Work required →
Please output every record below exactly as written, leaving out any pictures.

Supplied data →

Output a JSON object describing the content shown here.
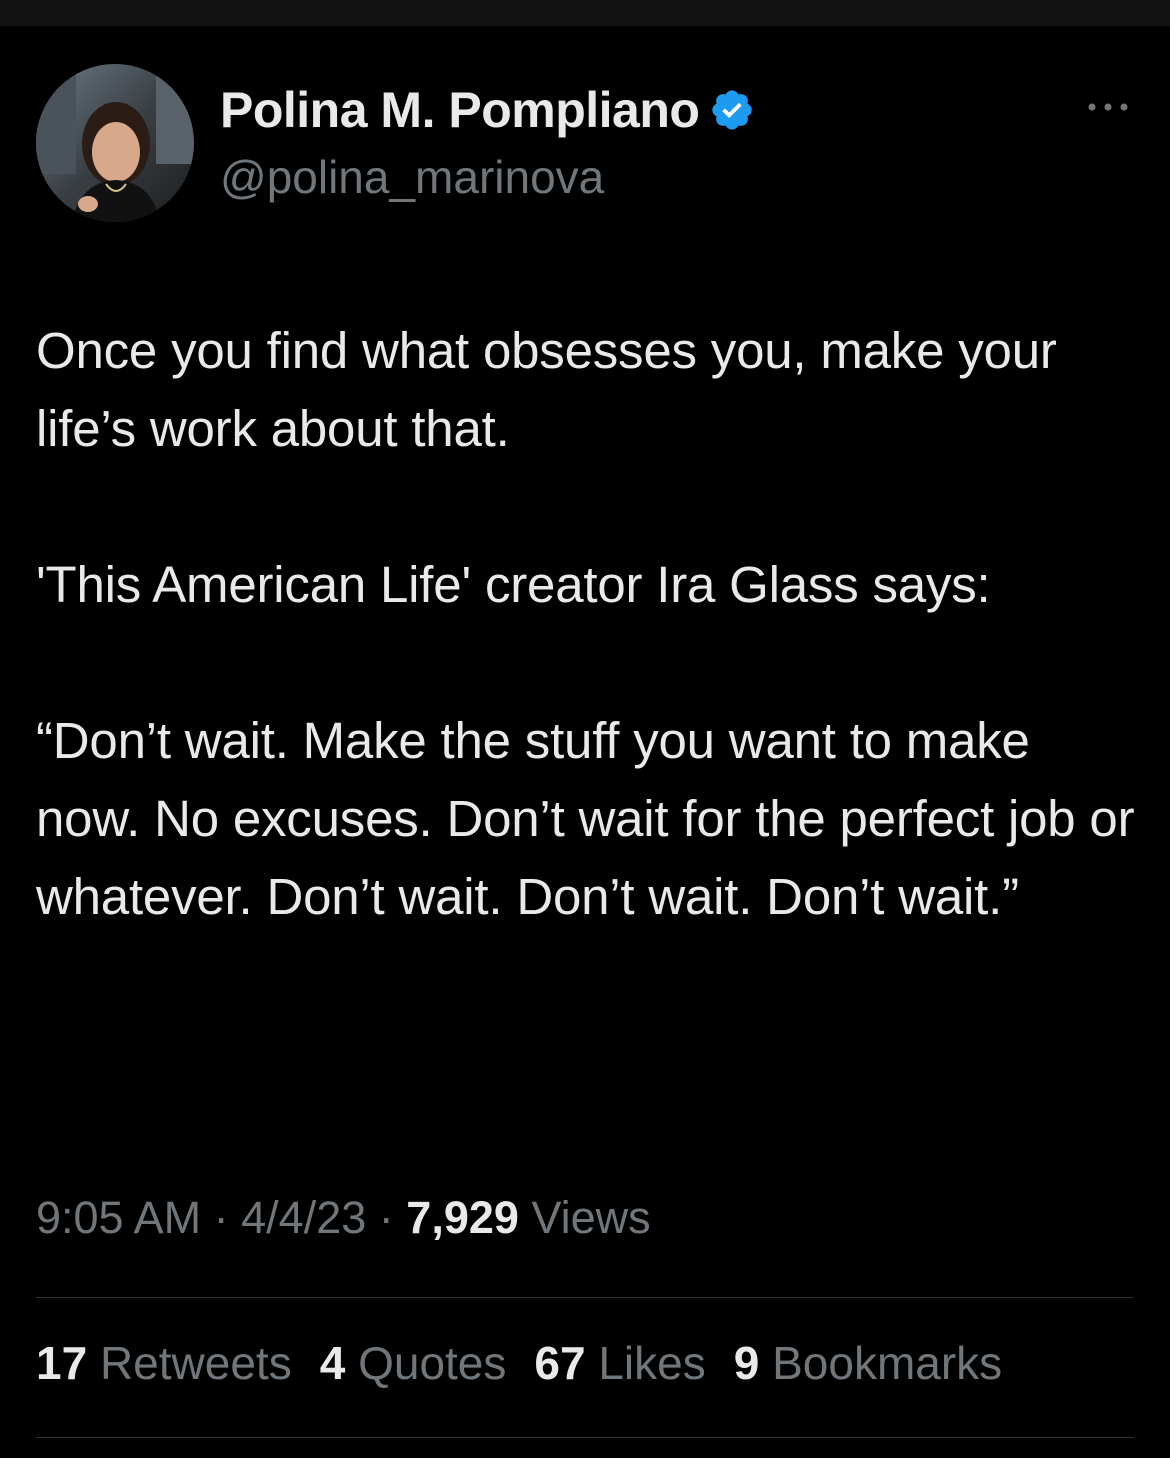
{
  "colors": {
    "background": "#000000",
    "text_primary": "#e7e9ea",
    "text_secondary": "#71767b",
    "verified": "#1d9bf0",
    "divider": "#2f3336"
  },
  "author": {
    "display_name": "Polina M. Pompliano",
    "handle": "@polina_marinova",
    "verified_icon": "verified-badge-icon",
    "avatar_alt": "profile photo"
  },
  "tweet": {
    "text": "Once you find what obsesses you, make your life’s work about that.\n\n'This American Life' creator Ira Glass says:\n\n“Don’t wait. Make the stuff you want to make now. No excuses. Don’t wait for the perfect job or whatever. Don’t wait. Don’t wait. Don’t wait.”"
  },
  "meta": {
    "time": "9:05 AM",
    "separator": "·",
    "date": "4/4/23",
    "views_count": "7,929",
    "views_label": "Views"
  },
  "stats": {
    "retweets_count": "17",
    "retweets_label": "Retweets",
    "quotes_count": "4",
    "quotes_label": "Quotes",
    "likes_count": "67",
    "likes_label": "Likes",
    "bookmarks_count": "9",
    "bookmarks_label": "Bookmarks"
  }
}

Response to this exercise →
Output a JSON object describing the content shown here.
{
  "colors": {
    "background": "#000000",
    "text_primary": "#e7e9ea",
    "text_secondary": "#71767b",
    "verified": "#1d9bf0",
    "divider": "#2f3336"
  },
  "author": {
    "display_name": "Polina M. Pompliano",
    "handle": "@polina_marinova",
    "verified_icon": "verified-badge-icon",
    "avatar_alt": "profile photo"
  },
  "tweet": {
    "text": "Once you find what obsesses you, make your life’s work about that.\n\n'This American Life' creator Ira Glass says:\n\n“Don’t wait. Make the stuff you want to make now. No excuses. Don’t wait for the perfect job or whatever. Don’t wait. Don’t wait. Don’t wait.”"
  },
  "meta": {
    "time": "9:05 AM",
    "separator": "·",
    "date": "4/4/23",
    "views_count": "7,929",
    "views_label": "Views"
  },
  "stats": {
    "retweets_count": "17",
    "retweets_label": "Retweets",
    "quotes_count": "4",
    "quotes_label": "Quotes",
    "likes_count": "67",
    "likes_label": "Likes",
    "bookmarks_count": "9",
    "bookmarks_label": "Bookmarks"
  }
}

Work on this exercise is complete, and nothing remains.